▶ **ASSIGNMENT**
All of the listing must be given again exactly, except that the images are dropped.

▶ **SUPPLIED DATA**
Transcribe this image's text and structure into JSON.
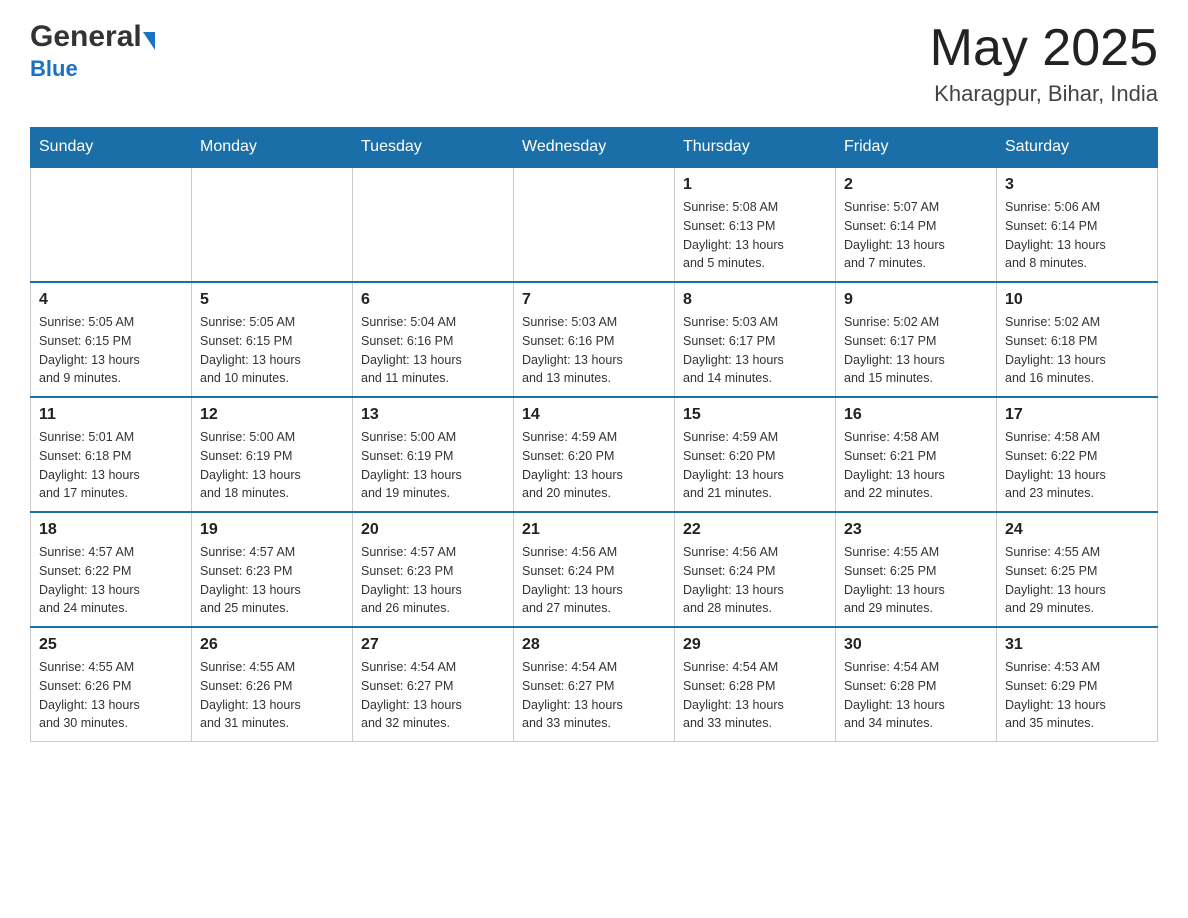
{
  "header": {
    "logo_general": "General",
    "logo_blue": "Blue",
    "month_year": "May 2025",
    "location": "Kharagpur, Bihar, India"
  },
  "days_of_week": [
    "Sunday",
    "Monday",
    "Tuesday",
    "Wednesday",
    "Thursday",
    "Friday",
    "Saturday"
  ],
  "weeks": [
    {
      "days": [
        {
          "number": "",
          "info": ""
        },
        {
          "number": "",
          "info": ""
        },
        {
          "number": "",
          "info": ""
        },
        {
          "number": "",
          "info": ""
        },
        {
          "number": "1",
          "info": "Sunrise: 5:08 AM\nSunset: 6:13 PM\nDaylight: 13 hours\nand 5 minutes."
        },
        {
          "number": "2",
          "info": "Sunrise: 5:07 AM\nSunset: 6:14 PM\nDaylight: 13 hours\nand 7 minutes."
        },
        {
          "number": "3",
          "info": "Sunrise: 5:06 AM\nSunset: 6:14 PM\nDaylight: 13 hours\nand 8 minutes."
        }
      ]
    },
    {
      "days": [
        {
          "number": "4",
          "info": "Sunrise: 5:05 AM\nSunset: 6:15 PM\nDaylight: 13 hours\nand 9 minutes."
        },
        {
          "number": "5",
          "info": "Sunrise: 5:05 AM\nSunset: 6:15 PM\nDaylight: 13 hours\nand 10 minutes."
        },
        {
          "number": "6",
          "info": "Sunrise: 5:04 AM\nSunset: 6:16 PM\nDaylight: 13 hours\nand 11 minutes."
        },
        {
          "number": "7",
          "info": "Sunrise: 5:03 AM\nSunset: 6:16 PM\nDaylight: 13 hours\nand 13 minutes."
        },
        {
          "number": "8",
          "info": "Sunrise: 5:03 AM\nSunset: 6:17 PM\nDaylight: 13 hours\nand 14 minutes."
        },
        {
          "number": "9",
          "info": "Sunrise: 5:02 AM\nSunset: 6:17 PM\nDaylight: 13 hours\nand 15 minutes."
        },
        {
          "number": "10",
          "info": "Sunrise: 5:02 AM\nSunset: 6:18 PM\nDaylight: 13 hours\nand 16 minutes."
        }
      ]
    },
    {
      "days": [
        {
          "number": "11",
          "info": "Sunrise: 5:01 AM\nSunset: 6:18 PM\nDaylight: 13 hours\nand 17 minutes."
        },
        {
          "number": "12",
          "info": "Sunrise: 5:00 AM\nSunset: 6:19 PM\nDaylight: 13 hours\nand 18 minutes."
        },
        {
          "number": "13",
          "info": "Sunrise: 5:00 AM\nSunset: 6:19 PM\nDaylight: 13 hours\nand 19 minutes."
        },
        {
          "number": "14",
          "info": "Sunrise: 4:59 AM\nSunset: 6:20 PM\nDaylight: 13 hours\nand 20 minutes."
        },
        {
          "number": "15",
          "info": "Sunrise: 4:59 AM\nSunset: 6:20 PM\nDaylight: 13 hours\nand 21 minutes."
        },
        {
          "number": "16",
          "info": "Sunrise: 4:58 AM\nSunset: 6:21 PM\nDaylight: 13 hours\nand 22 minutes."
        },
        {
          "number": "17",
          "info": "Sunrise: 4:58 AM\nSunset: 6:22 PM\nDaylight: 13 hours\nand 23 minutes."
        }
      ]
    },
    {
      "days": [
        {
          "number": "18",
          "info": "Sunrise: 4:57 AM\nSunset: 6:22 PM\nDaylight: 13 hours\nand 24 minutes."
        },
        {
          "number": "19",
          "info": "Sunrise: 4:57 AM\nSunset: 6:23 PM\nDaylight: 13 hours\nand 25 minutes."
        },
        {
          "number": "20",
          "info": "Sunrise: 4:57 AM\nSunset: 6:23 PM\nDaylight: 13 hours\nand 26 minutes."
        },
        {
          "number": "21",
          "info": "Sunrise: 4:56 AM\nSunset: 6:24 PM\nDaylight: 13 hours\nand 27 minutes."
        },
        {
          "number": "22",
          "info": "Sunrise: 4:56 AM\nSunset: 6:24 PM\nDaylight: 13 hours\nand 28 minutes."
        },
        {
          "number": "23",
          "info": "Sunrise: 4:55 AM\nSunset: 6:25 PM\nDaylight: 13 hours\nand 29 minutes."
        },
        {
          "number": "24",
          "info": "Sunrise: 4:55 AM\nSunset: 6:25 PM\nDaylight: 13 hours\nand 29 minutes."
        }
      ]
    },
    {
      "days": [
        {
          "number": "25",
          "info": "Sunrise: 4:55 AM\nSunset: 6:26 PM\nDaylight: 13 hours\nand 30 minutes."
        },
        {
          "number": "26",
          "info": "Sunrise: 4:55 AM\nSunset: 6:26 PM\nDaylight: 13 hours\nand 31 minutes."
        },
        {
          "number": "27",
          "info": "Sunrise: 4:54 AM\nSunset: 6:27 PM\nDaylight: 13 hours\nand 32 minutes."
        },
        {
          "number": "28",
          "info": "Sunrise: 4:54 AM\nSunset: 6:27 PM\nDaylight: 13 hours\nand 33 minutes."
        },
        {
          "number": "29",
          "info": "Sunrise: 4:54 AM\nSunset: 6:28 PM\nDaylight: 13 hours\nand 33 minutes."
        },
        {
          "number": "30",
          "info": "Sunrise: 4:54 AM\nSunset: 6:28 PM\nDaylight: 13 hours\nand 34 minutes."
        },
        {
          "number": "31",
          "info": "Sunrise: 4:53 AM\nSunset: 6:29 PM\nDaylight: 13 hours\nand 35 minutes."
        }
      ]
    }
  ]
}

▶ **EXERCISE RESULT**
Transcribe this image's text and structure into JSON.
{
  "header": {
    "logo_general": "General",
    "logo_blue": "Blue",
    "month_year": "May 2025",
    "location": "Kharagpur, Bihar, India"
  },
  "days_of_week": [
    "Sunday",
    "Monday",
    "Tuesday",
    "Wednesday",
    "Thursday",
    "Friday",
    "Saturday"
  ],
  "weeks": [
    {
      "days": [
        {
          "number": "",
          "info": ""
        },
        {
          "number": "",
          "info": ""
        },
        {
          "number": "",
          "info": ""
        },
        {
          "number": "",
          "info": ""
        },
        {
          "number": "1",
          "info": "Sunrise: 5:08 AM\nSunset: 6:13 PM\nDaylight: 13 hours\nand 5 minutes."
        },
        {
          "number": "2",
          "info": "Sunrise: 5:07 AM\nSunset: 6:14 PM\nDaylight: 13 hours\nand 7 minutes."
        },
        {
          "number": "3",
          "info": "Sunrise: 5:06 AM\nSunset: 6:14 PM\nDaylight: 13 hours\nand 8 minutes."
        }
      ]
    },
    {
      "days": [
        {
          "number": "4",
          "info": "Sunrise: 5:05 AM\nSunset: 6:15 PM\nDaylight: 13 hours\nand 9 minutes."
        },
        {
          "number": "5",
          "info": "Sunrise: 5:05 AM\nSunset: 6:15 PM\nDaylight: 13 hours\nand 10 minutes."
        },
        {
          "number": "6",
          "info": "Sunrise: 5:04 AM\nSunset: 6:16 PM\nDaylight: 13 hours\nand 11 minutes."
        },
        {
          "number": "7",
          "info": "Sunrise: 5:03 AM\nSunset: 6:16 PM\nDaylight: 13 hours\nand 13 minutes."
        },
        {
          "number": "8",
          "info": "Sunrise: 5:03 AM\nSunset: 6:17 PM\nDaylight: 13 hours\nand 14 minutes."
        },
        {
          "number": "9",
          "info": "Sunrise: 5:02 AM\nSunset: 6:17 PM\nDaylight: 13 hours\nand 15 minutes."
        },
        {
          "number": "10",
          "info": "Sunrise: 5:02 AM\nSunset: 6:18 PM\nDaylight: 13 hours\nand 16 minutes."
        }
      ]
    },
    {
      "days": [
        {
          "number": "11",
          "info": "Sunrise: 5:01 AM\nSunset: 6:18 PM\nDaylight: 13 hours\nand 17 minutes."
        },
        {
          "number": "12",
          "info": "Sunrise: 5:00 AM\nSunset: 6:19 PM\nDaylight: 13 hours\nand 18 minutes."
        },
        {
          "number": "13",
          "info": "Sunrise: 5:00 AM\nSunset: 6:19 PM\nDaylight: 13 hours\nand 19 minutes."
        },
        {
          "number": "14",
          "info": "Sunrise: 4:59 AM\nSunset: 6:20 PM\nDaylight: 13 hours\nand 20 minutes."
        },
        {
          "number": "15",
          "info": "Sunrise: 4:59 AM\nSunset: 6:20 PM\nDaylight: 13 hours\nand 21 minutes."
        },
        {
          "number": "16",
          "info": "Sunrise: 4:58 AM\nSunset: 6:21 PM\nDaylight: 13 hours\nand 22 minutes."
        },
        {
          "number": "17",
          "info": "Sunrise: 4:58 AM\nSunset: 6:22 PM\nDaylight: 13 hours\nand 23 minutes."
        }
      ]
    },
    {
      "days": [
        {
          "number": "18",
          "info": "Sunrise: 4:57 AM\nSunset: 6:22 PM\nDaylight: 13 hours\nand 24 minutes."
        },
        {
          "number": "19",
          "info": "Sunrise: 4:57 AM\nSunset: 6:23 PM\nDaylight: 13 hours\nand 25 minutes."
        },
        {
          "number": "20",
          "info": "Sunrise: 4:57 AM\nSunset: 6:23 PM\nDaylight: 13 hours\nand 26 minutes."
        },
        {
          "number": "21",
          "info": "Sunrise: 4:56 AM\nSunset: 6:24 PM\nDaylight: 13 hours\nand 27 minutes."
        },
        {
          "number": "22",
          "info": "Sunrise: 4:56 AM\nSunset: 6:24 PM\nDaylight: 13 hours\nand 28 minutes."
        },
        {
          "number": "23",
          "info": "Sunrise: 4:55 AM\nSunset: 6:25 PM\nDaylight: 13 hours\nand 29 minutes."
        },
        {
          "number": "24",
          "info": "Sunrise: 4:55 AM\nSunset: 6:25 PM\nDaylight: 13 hours\nand 29 minutes."
        }
      ]
    },
    {
      "days": [
        {
          "number": "25",
          "info": "Sunrise: 4:55 AM\nSunset: 6:26 PM\nDaylight: 13 hours\nand 30 minutes."
        },
        {
          "number": "26",
          "info": "Sunrise: 4:55 AM\nSunset: 6:26 PM\nDaylight: 13 hours\nand 31 minutes."
        },
        {
          "number": "27",
          "info": "Sunrise: 4:54 AM\nSunset: 6:27 PM\nDaylight: 13 hours\nand 32 minutes."
        },
        {
          "number": "28",
          "info": "Sunrise: 4:54 AM\nSunset: 6:27 PM\nDaylight: 13 hours\nand 33 minutes."
        },
        {
          "number": "29",
          "info": "Sunrise: 4:54 AM\nSunset: 6:28 PM\nDaylight: 13 hours\nand 33 minutes."
        },
        {
          "number": "30",
          "info": "Sunrise: 4:54 AM\nSunset: 6:28 PM\nDaylight: 13 hours\nand 34 minutes."
        },
        {
          "number": "31",
          "info": "Sunrise: 4:53 AM\nSunset: 6:29 PM\nDaylight: 13 hours\nand 35 minutes."
        }
      ]
    }
  ]
}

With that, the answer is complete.